Renegotiate NAFTA? Great, but let’s make it better for working families and not just corporations this time. Fixing NAFTA will take more than just “tweaks” or “modernization” and Trans-Pacific Partnership (TPP) labor standards cannot be used as a model for NAFTA renegotiations. In order for anyone to declare a “win” when it comes to renegotiating NAFTA, the new NAFTA needs to be transformed into an agreement that makes lives better for all in North America by raising wages, creating good, safe jobs and investing in our workers and infrastructure. Any good trade deal for American workers will create jobs in the United States and reverse our outrageous trade deficit.
We have to address workers’ rights when it comes to renegotiating NAFTA. The labor side agreement to NAFTA, called the North American Agreement on Labor Cooperation (NAALC) was supposed to protect workers, but it has failed miserably, particularly for Mexican workers. Any good trade agreement should not erode a worker’s right to form a union, bargain collectively, and strike. Mexico must, at a minimum, require independent and democratic unions that represent Mexican workers without intimidation and violence. Taking into account the decades-long suppression of labor rights in Mexico, labor violations should be subject to punitive duties and Mexico should be required to establish a Mexican manufacturing minimum wage.

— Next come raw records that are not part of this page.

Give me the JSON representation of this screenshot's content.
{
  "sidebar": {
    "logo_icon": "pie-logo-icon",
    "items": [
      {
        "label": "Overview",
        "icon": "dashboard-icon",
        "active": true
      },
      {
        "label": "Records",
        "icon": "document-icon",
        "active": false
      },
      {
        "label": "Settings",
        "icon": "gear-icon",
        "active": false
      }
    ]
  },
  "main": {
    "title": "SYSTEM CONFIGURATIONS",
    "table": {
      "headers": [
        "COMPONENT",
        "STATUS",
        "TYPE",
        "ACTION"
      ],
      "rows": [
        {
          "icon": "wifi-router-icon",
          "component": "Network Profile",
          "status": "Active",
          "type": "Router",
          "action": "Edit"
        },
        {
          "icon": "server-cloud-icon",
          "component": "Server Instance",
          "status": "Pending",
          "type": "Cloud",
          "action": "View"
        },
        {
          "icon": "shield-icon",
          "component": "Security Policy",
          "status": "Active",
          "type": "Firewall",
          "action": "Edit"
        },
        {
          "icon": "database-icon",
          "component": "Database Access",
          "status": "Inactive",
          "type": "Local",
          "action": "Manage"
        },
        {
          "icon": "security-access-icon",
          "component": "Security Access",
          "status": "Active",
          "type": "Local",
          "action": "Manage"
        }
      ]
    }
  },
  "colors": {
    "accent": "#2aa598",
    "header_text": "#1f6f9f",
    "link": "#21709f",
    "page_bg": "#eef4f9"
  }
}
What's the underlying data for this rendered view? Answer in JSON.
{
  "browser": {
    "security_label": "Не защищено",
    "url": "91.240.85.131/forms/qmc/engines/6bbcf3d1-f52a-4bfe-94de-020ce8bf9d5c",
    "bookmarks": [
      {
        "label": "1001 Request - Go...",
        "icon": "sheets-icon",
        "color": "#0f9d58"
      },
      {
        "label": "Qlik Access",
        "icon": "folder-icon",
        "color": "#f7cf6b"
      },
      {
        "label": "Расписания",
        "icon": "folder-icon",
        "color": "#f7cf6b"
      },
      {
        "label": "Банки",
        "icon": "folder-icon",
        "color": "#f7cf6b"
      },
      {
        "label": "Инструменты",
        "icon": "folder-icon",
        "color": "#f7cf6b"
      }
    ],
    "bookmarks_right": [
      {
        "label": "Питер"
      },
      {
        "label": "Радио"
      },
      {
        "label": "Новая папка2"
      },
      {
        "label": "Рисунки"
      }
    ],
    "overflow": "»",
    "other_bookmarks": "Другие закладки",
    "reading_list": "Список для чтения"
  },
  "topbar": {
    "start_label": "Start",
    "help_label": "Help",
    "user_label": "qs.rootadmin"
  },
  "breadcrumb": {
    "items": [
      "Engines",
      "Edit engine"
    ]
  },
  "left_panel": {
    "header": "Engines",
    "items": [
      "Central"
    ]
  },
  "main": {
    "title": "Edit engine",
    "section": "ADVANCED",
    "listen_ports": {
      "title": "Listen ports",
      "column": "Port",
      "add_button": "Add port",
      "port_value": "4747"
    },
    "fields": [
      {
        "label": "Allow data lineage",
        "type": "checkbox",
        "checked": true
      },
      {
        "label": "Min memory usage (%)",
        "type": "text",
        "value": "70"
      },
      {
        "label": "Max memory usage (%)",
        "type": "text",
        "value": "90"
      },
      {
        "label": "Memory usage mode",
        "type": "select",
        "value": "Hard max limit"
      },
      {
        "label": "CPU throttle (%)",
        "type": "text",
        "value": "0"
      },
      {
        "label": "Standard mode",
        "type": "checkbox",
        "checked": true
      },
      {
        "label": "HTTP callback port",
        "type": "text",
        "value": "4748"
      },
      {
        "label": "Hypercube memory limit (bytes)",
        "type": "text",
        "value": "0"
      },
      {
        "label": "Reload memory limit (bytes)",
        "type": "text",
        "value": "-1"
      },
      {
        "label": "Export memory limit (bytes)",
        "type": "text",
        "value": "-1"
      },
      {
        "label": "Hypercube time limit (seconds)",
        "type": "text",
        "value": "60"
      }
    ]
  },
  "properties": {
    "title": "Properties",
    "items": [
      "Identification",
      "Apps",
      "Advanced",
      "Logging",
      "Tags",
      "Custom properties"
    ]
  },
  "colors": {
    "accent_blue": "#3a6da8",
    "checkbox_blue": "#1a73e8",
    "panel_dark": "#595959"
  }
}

Negotiators must remove NAFTA’s corporate privileges. This includes eliminating the Investor-State Dispute Settlement (ISDS) provisions. ISDS gives corporations and investors the right to sue governments in a special NAFTA ISDS tribunal when a country passes laws that affect profits. This undermines the whole idea of democracy because corporations are given special powers that put them in the driver’s seat above laws and regulations passed by democratically elected lawmakers.

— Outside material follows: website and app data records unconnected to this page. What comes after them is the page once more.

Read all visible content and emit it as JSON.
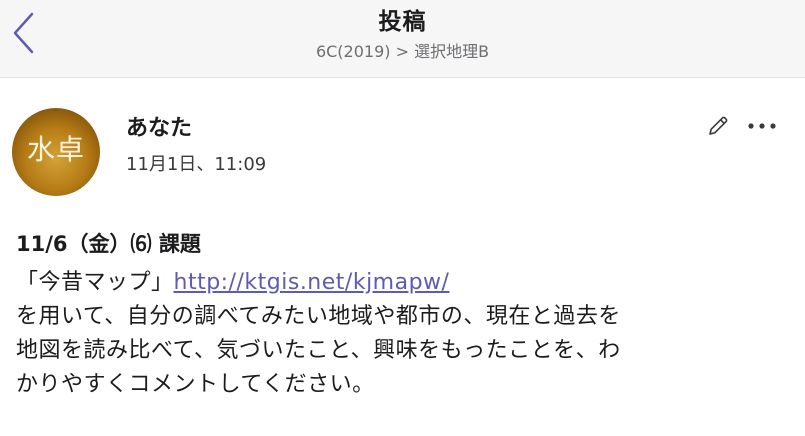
{
  "header": {
    "title": "投稿",
    "subtitle": "6C(2019) > 選択地理B"
  },
  "post": {
    "avatar_text": "水卓",
    "author": "あなた",
    "date": "11月1日、11:09",
    "title": "11/6（金）⑹ 課題",
    "body": {
      "prefix": "「今昔マップ」",
      "link": "http://ktgis.net/kjmapw/",
      "line2": "を用いて、自分の調べてみたい地域や都市の、現在と過去を",
      "line3": "地図を読み比べて、気づいたこと、興味をもったことを、わ",
      "line4": "かりやすくコメントしてください。"
    }
  },
  "icons": {
    "back": "chevron-left-icon",
    "edit": "pencil-icon",
    "more": "more-horizontal-icon"
  },
  "colors": {
    "accent": "#5f5bb4",
    "header_bg": "#f6f6f6"
  }
}
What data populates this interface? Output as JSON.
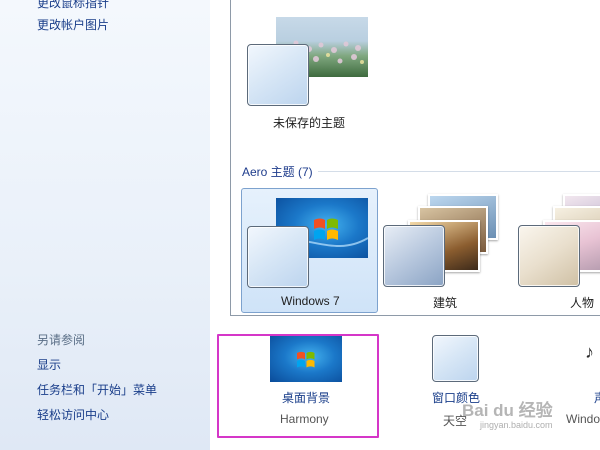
{
  "left_pane": {
    "top_links": [
      "更改鼠标指针",
      "更改帐户图片"
    ],
    "see_also_label": "另请参阅",
    "see_also_links": [
      "显示",
      "任务栏和「开始」菜单",
      "轻松访问中心"
    ]
  },
  "gallery": {
    "unsaved_theme_label": "未保存的主题",
    "aero_section_title": "Aero 主题 (7)",
    "aero_themes": [
      {
        "label": "Windows 7",
        "selected": true
      },
      {
        "label": "建筑",
        "selected": false
      },
      {
        "label": "人物",
        "selected": false
      }
    ]
  },
  "bottom_bar": {
    "items": [
      {
        "title": "桌面背景",
        "subtitle": "Harmony",
        "icon": "desktop-background-icon"
      },
      {
        "title": "窗口颜色",
        "subtitle": "天空",
        "icon": "window-color-icon"
      },
      {
        "title": "声",
        "subtitle": "Windo",
        "icon": "sound-icon"
      }
    ]
  },
  "watermark": {
    "text": "Bai du 经验",
    "sub": "jingyan.baidu.com"
  },
  "colors": {
    "link_blue": "#1a3e8a",
    "highlight_magenta": "#d536c8",
    "selection_blue": "#cfe3f8"
  }
}
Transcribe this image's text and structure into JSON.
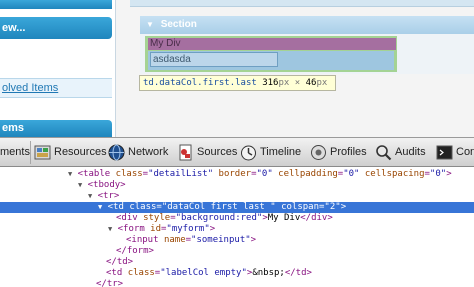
{
  "page": {
    "sidebar": {
      "new_label": "ew...",
      "solved_label": "olved Items",
      "items_label": "ems"
    },
    "section_title": "Section",
    "my_div_text": "My Div",
    "input_value": "asdasda",
    "tooltip": {
      "selector": "td.dataCol.first.last",
      "width": "316",
      "height": "46",
      "unit": "px",
      "times": "×"
    }
  },
  "toolbar": {
    "items": [
      {
        "label": "ments",
        "icon": "elements-icon"
      },
      {
        "label": "Resources",
        "icon": "resources-icon"
      },
      {
        "label": "Network",
        "icon": "network-icon"
      },
      {
        "label": "Sources",
        "icon": "sources-icon"
      },
      {
        "label": "Timeline",
        "icon": "timeline-icon"
      },
      {
        "label": "Profiles",
        "icon": "profiles-icon"
      },
      {
        "label": "Audits",
        "icon": "audits-icon"
      },
      {
        "label": "Con",
        "icon": "console-icon"
      }
    ]
  },
  "tree": {
    "l0": "<table class=\"detailList\" border=\"0\" cellpadding=\"0\" cellspacing=\"0\">",
    "l0_tag_open": "<table ",
    "l0_a1": "class",
    "l0_v1": "\"detailList\"",
    "l0_a2": "border",
    "l0_v2": "\"0\"",
    "l0_a3": "cellpadding",
    "l0_v3": "\"0\"",
    "l0_a4": "cellspacing",
    "l0_v4": "\"0\"",
    "l1": "<tbody>",
    "l2": "<tr>",
    "l3_open": "<td ",
    "l3_a1": "class",
    "l3_v1": "\"dataCol  first  last \"",
    "l3_a2": "colspan",
    "l3_v2": "\"2\"",
    "l4_open": "<div ",
    "l4_a1": "style",
    "l4_v1": "\"background:red\"",
    "l4_text": "My Div",
    "l4_close": "</div>",
    "l5_open": "<form ",
    "l5_a1": "id",
    "l5_v1": "\"myform\"",
    "l6_open": "<input ",
    "l6_a1": "name",
    "l6_v1": "\"someinput\"",
    "l7": "</form>",
    "l8": "</td>",
    "l9_open": "<td ",
    "l9_a1": "class",
    "l9_v1": "\"labelCol empty\"",
    "l9_text": "&nbsp;",
    "l9_close": "</td>",
    "l10": "</tr>"
  },
  "colors": {
    "accent_blue": "#1f86bd",
    "selection": "#3875d7",
    "tag": "#881280",
    "attr_name": "#994500",
    "attr_value": "#1a1aa6"
  }
}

Before anyone can high-five each other over a renegotiated NAFTA we must see proof that labor and environmental protections aren’t just words on paper. We have seen the problems caused by NAFTA and must not repeat it. A truly good trade agreement should provide workers in all three countries the ability to provide for their families. NAFTA only provided the framework for companies to reap more profits at the expense of working people.
Dennis Williams is president of the UAW.
Labor Voices columns are written on a rotating basis by United Auto Workers President Dennis Williams, Teamsters President James Hoffa, Michigan AFL-CIO President Ron Bieber and Michigan Education Association President Steven Cook.